Roger Clemens had just been yanked from the mound after a terrible outing, giving up five runs on six hits and failing to record an out in the third inning. It was a big game on a major stage: the 1999 American League Championship series that pitted his New York Yankees against their archrival Boston Red Sox.
Shortly after being pulled from the game, Clemens sulked his way to the visitor’s locker room. There, the Yankees’ general manager, Brian Cashman, found his star pitcher sitting dejected and defeated in front of his locker.
“I need McNamee,” the then 37-year-old pitcher told his GM. “Get me McNamee.”
That scene — and others he used to characterize the relationship between Clemens and McNamee, which are described below — was related Monday by assistant U.S. Attorney Steven Durham during opening statements in Clemens’s trial on charges of lying to Congress when he testified during hearings in 2008 that he had never taken performance-enhancing drugs.
McNamee, of course, is Brian McNamee, Clemens’ strength coach and a key prosecution witness who claims that he injected Clemens with such substances on numerous occasions in 1998, 2000 and 2001.
That moment in the Yankees’ locker room came at a key point in their relationship — and one that would help set in motion the downfall from grace of one baseball’s most decorated pitchers.
The scene also illustrates a narrative that Durham and prosecutors will seek to spin out during the four-to-six week trial — that of a hyper-competitive aging superstar who turned to a friend, McNamee, to give him that extra edge he needed to remain competitive in the big leagues. It’s the kind of story arc that even a juror who knows nothing about sports can follow.
According to Durham, the pair became close when they crossed paths in early 1998 when Clemens was pitching for the Toronto Blue Jays and McNamee was the team’s strength coach. Clemens was struggling to recover from injuries and not playing particularly well — age appeared to be catching up with him, according to Durham.
That’s when Clemens and McNamee began talking about the benefits of anabolic steroids, a drug that can help athletes build muscle, recover more quickly from injuries and lubricate joints.

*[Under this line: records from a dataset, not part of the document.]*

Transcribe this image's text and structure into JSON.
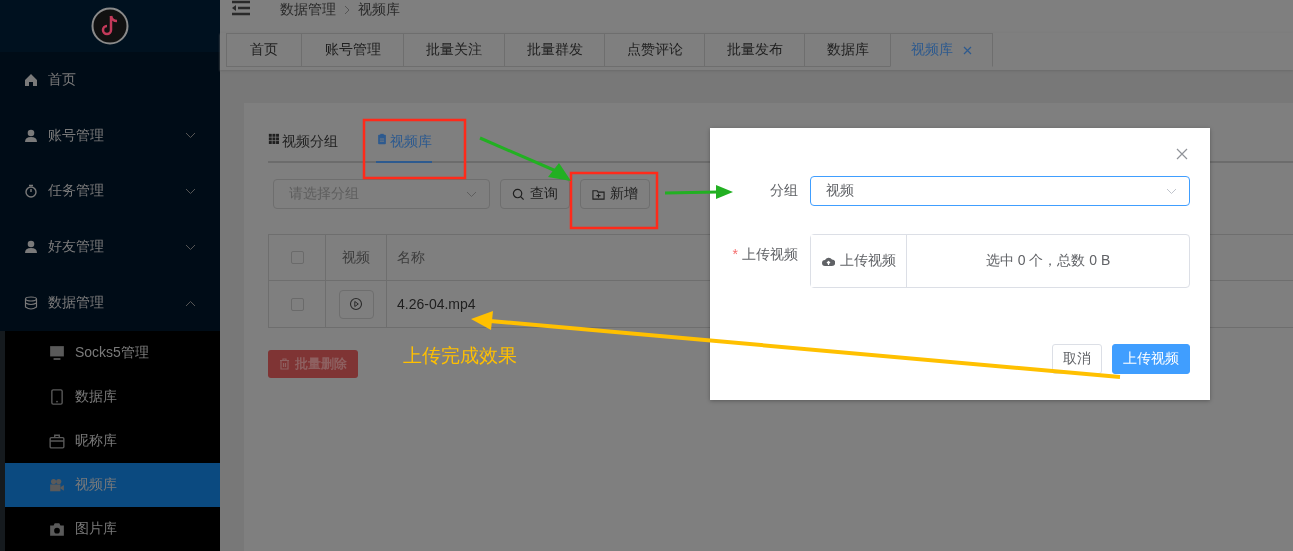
{
  "sidebar": {
    "items": [
      {
        "label": "首页",
        "kind": "link"
      },
      {
        "label": "账号管理",
        "kind": "group",
        "expanded": false
      },
      {
        "label": "任务管理",
        "kind": "group",
        "expanded": false
      },
      {
        "label": "好友管理",
        "kind": "group",
        "expanded": false
      },
      {
        "label": "数据管理",
        "kind": "group",
        "expanded": true,
        "children": [
          {
            "label": "Socks5管理",
            "selected": false
          },
          {
            "label": "数据库",
            "selected": false
          },
          {
            "label": "昵称库",
            "selected": false
          },
          {
            "label": "视频库",
            "selected": true
          },
          {
            "label": "图片库",
            "selected": false
          }
        ]
      }
    ]
  },
  "breadcrumb": [
    "数据管理",
    "视频库"
  ],
  "tabs": [
    {
      "label": "首页",
      "selected": false
    },
    {
      "label": "账号管理",
      "selected": false
    },
    {
      "label": "批量关注",
      "selected": false
    },
    {
      "label": "批量群发",
      "selected": false
    },
    {
      "label": "点赞评论",
      "selected": false
    },
    {
      "label": "批量发布",
      "selected": false
    },
    {
      "label": "数据库",
      "selected": false
    },
    {
      "label": "视频库",
      "selected": true
    }
  ],
  "page": {
    "sub_tabs": [
      {
        "label": "视频分组",
        "selected": false
      },
      {
        "label": "视频库",
        "selected": true
      }
    ],
    "group_select": {
      "placeholder": "请选择分组"
    },
    "buttons": [
      {
        "label": "查询",
        "kind": "search"
      },
      {
        "label": "新增",
        "kind": "add"
      }
    ],
    "table": {
      "header_checked": false,
      "columns": [
        "视频",
        "名称"
      ],
      "rows": [
        {
          "checked": false,
          "name": "4.26-04.mp4"
        }
      ]
    },
    "delete_button": "批量删除"
  },
  "dialog": {
    "group_label": "分组",
    "group_value": "视频",
    "required_mark": "*",
    "upload_label": "上传视频",
    "upload_button": "上传视频",
    "upload_status": "选中 0 个，总数 0 B",
    "buttons": [
      {
        "label": "取消",
        "kind": "default"
      },
      {
        "label": "上传视频",
        "kind": "primary"
      }
    ]
  },
  "annotation": {
    "caption": "上传完成效果"
  }
}
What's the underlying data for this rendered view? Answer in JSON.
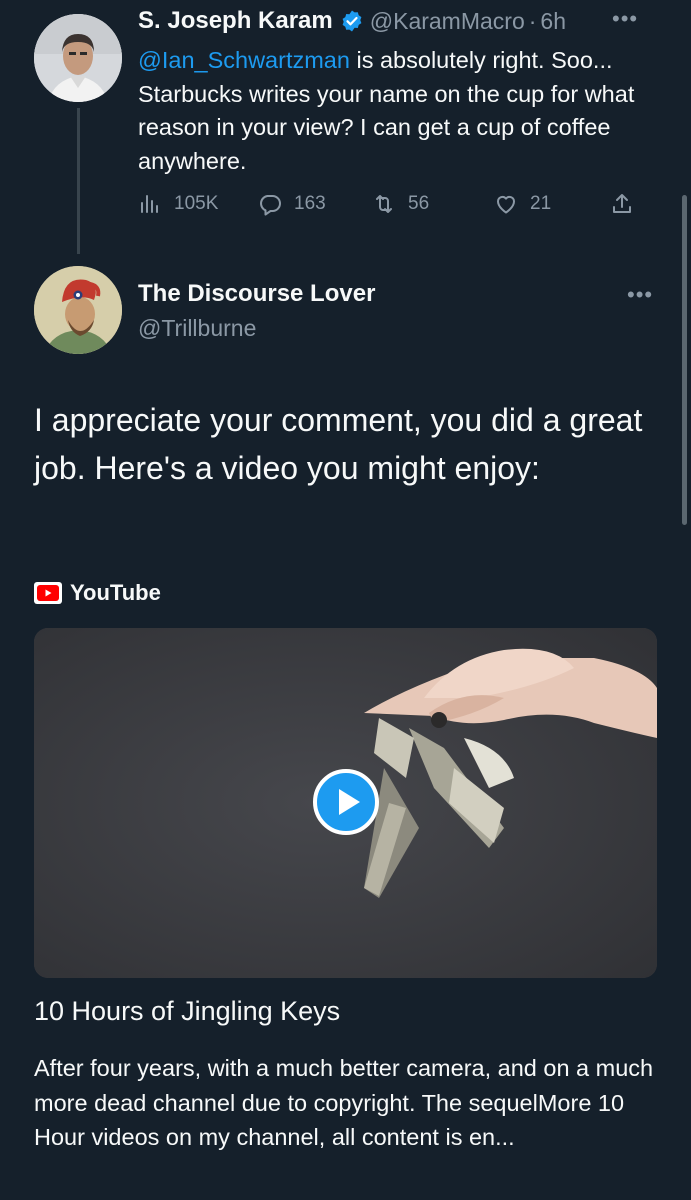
{
  "tweet1": {
    "name": "S. Joseph Karam",
    "handle": "@KaramMacro",
    "separator": "·",
    "time": "6h",
    "mention": "@Ian_Schwartzman",
    "text_after_mention": " is absolutely right. Soo... Starbucks writes your name on the cup for what reason in your view?  I can get a cup of coffee anywhere.",
    "actions": {
      "views": "105K",
      "replies": "163",
      "retweets": "56",
      "likes": "21"
    },
    "more_icon": "more-icon"
  },
  "tweet2": {
    "name": "The Discourse Lover",
    "handle": "@Trillburne",
    "text": "I appreciate your comment, you did a great job. Here's a video you might enjoy:",
    "card": {
      "source": "YouTube",
      "title": "10 Hours of Jingling Keys",
      "description": "After four years, with a much better camera, and on a much more dead channel due to copyright. The sequelMore 10 Hour videos on my channel, all content is en..."
    }
  },
  "colors": {
    "background": "#15202b",
    "accent": "#1d9bf0",
    "secondary_text": "#8b98a5",
    "youtube_red": "#ff0000"
  }
}
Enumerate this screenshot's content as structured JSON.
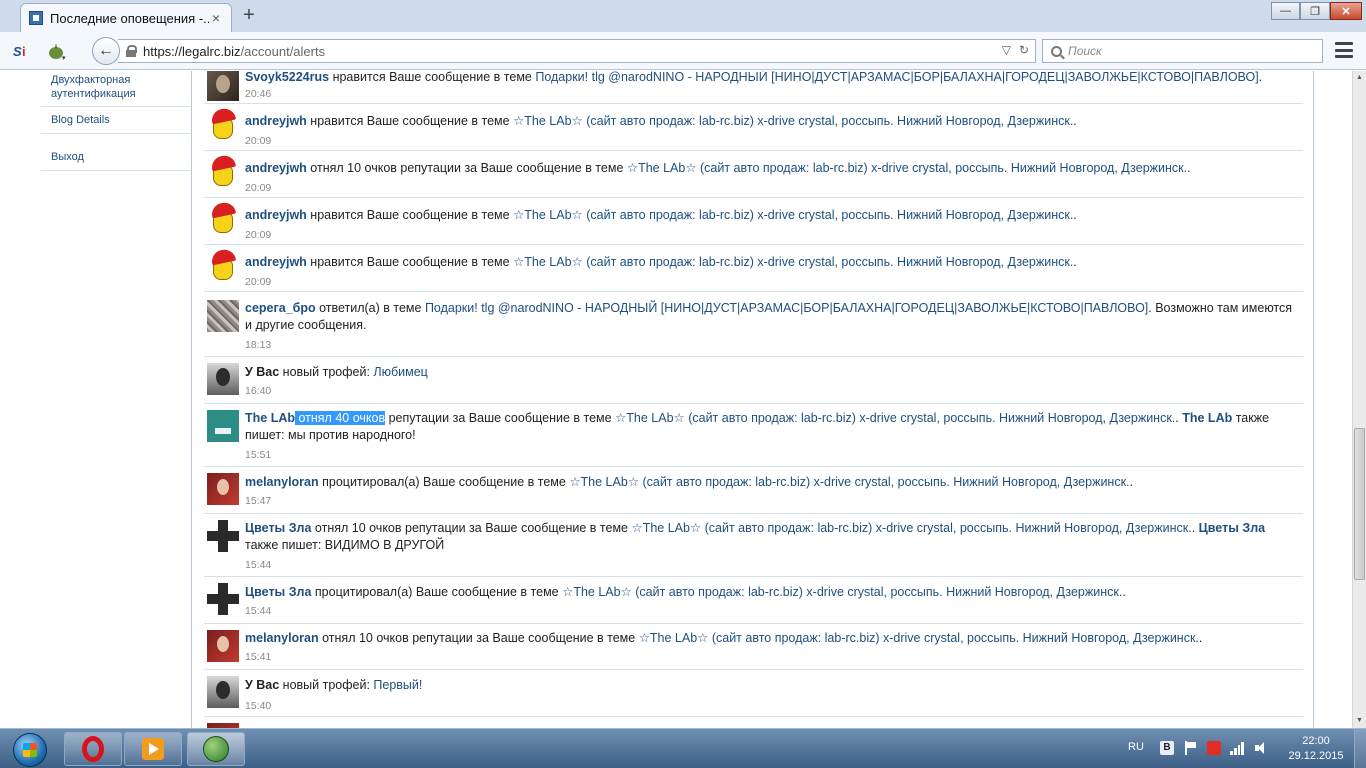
{
  "browser": {
    "tab_title": "Последние оповещения -...",
    "tab_close": "×",
    "new_tab": "+",
    "url_host": "https://legalrc.biz",
    "url_path": "/account/alerts",
    "search_placeholder": "Поиск",
    "window_buttons": {
      "minimize": "—",
      "maximize": "❐",
      "close": "✕"
    }
  },
  "sidebar": {
    "items": [
      {
        "label": "Двухфакторная аутентификация"
      },
      {
        "label": "Blog Details"
      },
      {
        "label": "Выход"
      }
    ]
  },
  "alerts": [
    {
      "user": "Svoyk5224rus",
      "action": " нравится Ваше сообщение в теме ",
      "link": "Подарки! tlg @narodNINO - НАРОДНЫЙ [НИНО|ДУСТ|АРЗАМАС|БОР|БАЛАХНА|ГОРОДЕЦ|ЗАВОЛЖЬЕ|КСТОВО|ПАВЛОВО]",
      "tail": ".",
      "time": "20:46"
    },
    {
      "user": "andreyjwh",
      "action": " нравится Ваше сообщение в теме ",
      "link": "☆The LAb☆ (сайт авто продаж: lab-rc.biz) x-drive crystal, россыпь. Нижний Новгород, Дзержинск.",
      "tail": ".",
      "time": "20:09"
    },
    {
      "user": "andreyjwh",
      "action": " отнял 10 очков репутации за Ваше сообщение в теме ",
      "link": "☆The LAb☆ (сайт авто продаж: lab-rc.biz) x-drive crystal, россыпь. Нижний Новгород, Дзержинск.",
      "tail": ".",
      "time": "20:09"
    },
    {
      "user": "andreyjwh",
      "action": " нравится Ваше сообщение в теме ",
      "link": "☆The LAb☆ (сайт авто продаж: lab-rc.biz) x-drive crystal, россыпь. Нижний Новгород, Дзержинск.",
      "tail": ".",
      "time": "20:09"
    },
    {
      "user": "andreyjwh",
      "action": " нравится Ваше сообщение в теме ",
      "link": "☆The LAb☆ (сайт авто продаж: lab-rc.biz) x-drive crystal, россыпь. Нижний Новгород, Дзержинск.",
      "tail": ".",
      "time": "20:09"
    },
    {
      "user": "серега_бро",
      "action": " ответил(а) в теме ",
      "link": "Подарки! tlg @narodNINO - НАРОДНЫЙ [НИНО|ДУСТ|АРЗАМАС|БОР|БАЛАХНА|ГОРОДЕЦ|ЗАВОЛЖЬЕ|КСТОВО|ПАВЛОВО]",
      "tail": ". Возможно там имеются и другие сообщения.",
      "time": "18:13"
    },
    {
      "user": "У Вас",
      "action": " новый трофей: ",
      "link": "Любимец",
      "tail": "",
      "time": "16:40"
    },
    {
      "user": "The LAb",
      "highlight": " отнял 40 очков",
      "action": " репутации за Ваше сообщение в теме ",
      "link": "☆The LAb☆ (сайт авто продаж: lab-rc.biz) x-drive crystal, россыпь. Нижний Новгород, Дзержинск.",
      "tail": ". ",
      "also_user": "The LAb",
      "also_text": " также пишет: мы против народного!",
      "time": "15:51"
    },
    {
      "user": "melanyloran",
      "action": " процитировал(а) Ваше сообщение в теме ",
      "link": "☆The LAb☆ (сайт авто продаж: lab-rc.biz) x-drive crystal, россыпь. Нижний Новгород, Дзержинск.",
      "tail": ".",
      "time": "15:47"
    },
    {
      "user": "Цветы Зла",
      "action": " отнял 10 очков репутации за Ваше сообщение в теме ",
      "link": "☆The LAb☆ (сайт авто продаж: lab-rc.biz) x-drive crystal, россыпь. Нижний Новгород, Дзержинск.",
      "tail": ". ",
      "also_user": "Цветы Зла",
      "also_text": " также пишет: ВИДИМО В ДРУГОЙ",
      "time": "15:44"
    },
    {
      "user": "Цветы Зла",
      "action": " процитировал(а) Ваше сообщение в теме ",
      "link": "☆The LAb☆ (сайт авто продаж: lab-rc.biz) x-drive crystal, россыпь. Нижний Новгород, Дзержинск.",
      "tail": ".",
      "time": "15:44"
    },
    {
      "user": "melanyloran",
      "action": " отнял 10 очков репутации за Ваше сообщение в теме ",
      "link": "☆The LAb☆ (сайт авто продаж: lab-rc.biz) x-drive crystal, россыпь. Нижний Новгород, Дзержинск.",
      "tail": ".",
      "time": "15:41"
    },
    {
      "user": "У Вас",
      "action": " новый трофей: ",
      "link": "Первый!",
      "tail": "",
      "time": "15:40"
    }
  ],
  "taskbar": {
    "tray_lang": "RU",
    "tray_v": "B",
    "clock_time": "22:00",
    "clock_date": "29.12.2015"
  },
  "colors": {
    "link": "#1f4f7f",
    "selection": "#3399ff",
    "taskbar": "#3d5f86"
  }
}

Soon, McNamee was visiting Clemens’ apartment and injecting the player with the substance. The season turned into a success for “the Rocket” — he won 20 games, recorded an era of 2.65 and notched his fifth Cy Young award.
In 1999, Clemens was traded to the Yankees, and he asked Cashman to hire McNamee. But the Yankees’ general manager demurred. The season turned into a bust for Clemens, though the Yankees would eventually win the World Series. He won only 14 games and had a 4.6 earned-run average. By the playoffs, people were wondering if he had lost his edge.
Then he appealed to Cashman, who is expected to testify during the trial, in the Fenway Park locker room. The next season, McNamee was on the Yankees’ payroll. That year and in 2001, McNamee injected Clemens with steroids or Human Growth Hormone, another perforamnce-enhancing substance
And Clemens kept pitching, making four more All-Star teams (he played in 11 All Star games) while notching two more Cy Young awards. He retired in 2007 at the age of 44.
Expect Clemens’ defense team to work hard to deconstruct Durham’s narrative — starting Tuesday morning when they get to address jurors for the first time.